[4] This section is largely excerpted from Robert E. Moffit and Alison Acosta Fraser, "Congress Must Pull the Trigger to Contain Medicare Spending," Heritage Foundation WebMemo No. 1796, February 4, 2008, at .

[5] This section is largely excerpted from Moffit and Fraser, "Congress Must Pull the Trigger to Contain Medicare Spending."

[6] This section is excerpted from Stuart M. Butler, "The Wolf SAFE Commission Act: A Chance to Get the Budget Back on Track," Heritage Foundation WebMemo No. 1162, July 14, 2006,

[7] See J. Mark Iwry and David C. John, "Pursuing Universal Retirement Security Through Automatic IRAs," Heritage Foundation White Paper No. 02122006, February 12, 2008, at

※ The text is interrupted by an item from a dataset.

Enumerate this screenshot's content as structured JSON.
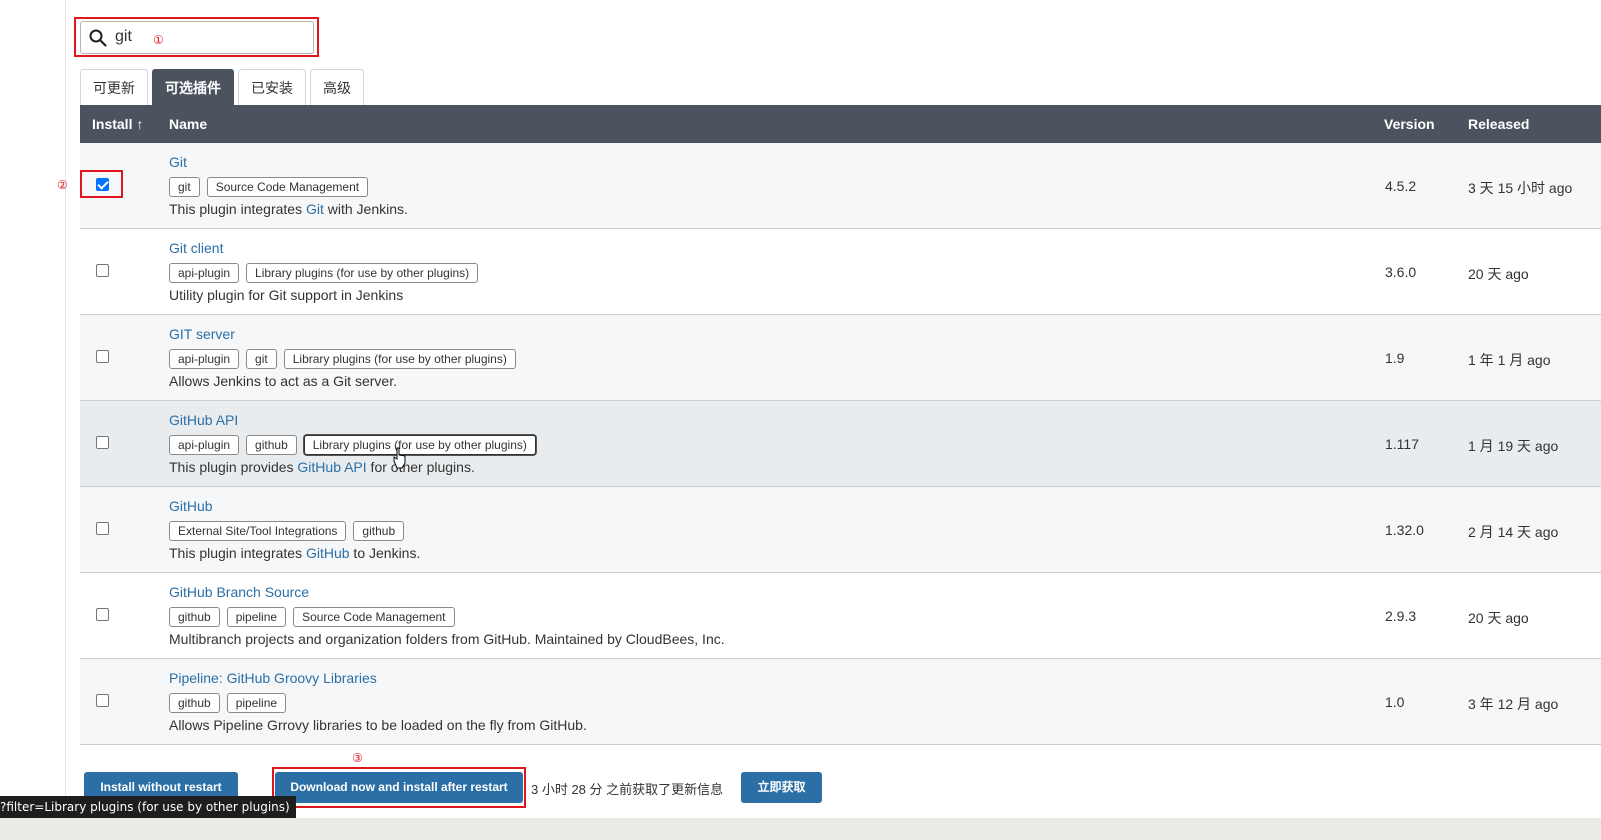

[8] Calculated using Congressional Budget Office, "The Long-Term Budget Outlook," December 2007, pp. 44-46, at (January 12, 2009).

[9] For additional information on Social Security, Medicare, and Medicaid reform, see Riedl, "A Guide to Fixing Social Security, Medicare, and Medicaid."

[10] Even this projection assumes that per capita Medicare costs will grow only about 1 percentage point faster than GDP, even though Medicare costs have grown an annual average of 2.4 percentage points faster than GDP since the 1970s. If this trend continues, actual Medicare costs through 2050 could be double the current projection.

[11] Robert E. Moffit, "Lessons of Success: What Congress Can Learn from the Federal Employees Program," Heritage Foundation WebMemo No. 565, September 14, 2004, at .

[12] See John S. O'Shea, "More Medicaid Means Less Quality Health Care," Heritage Foundation WebMemo No. 1402,
March 21, 2007, at .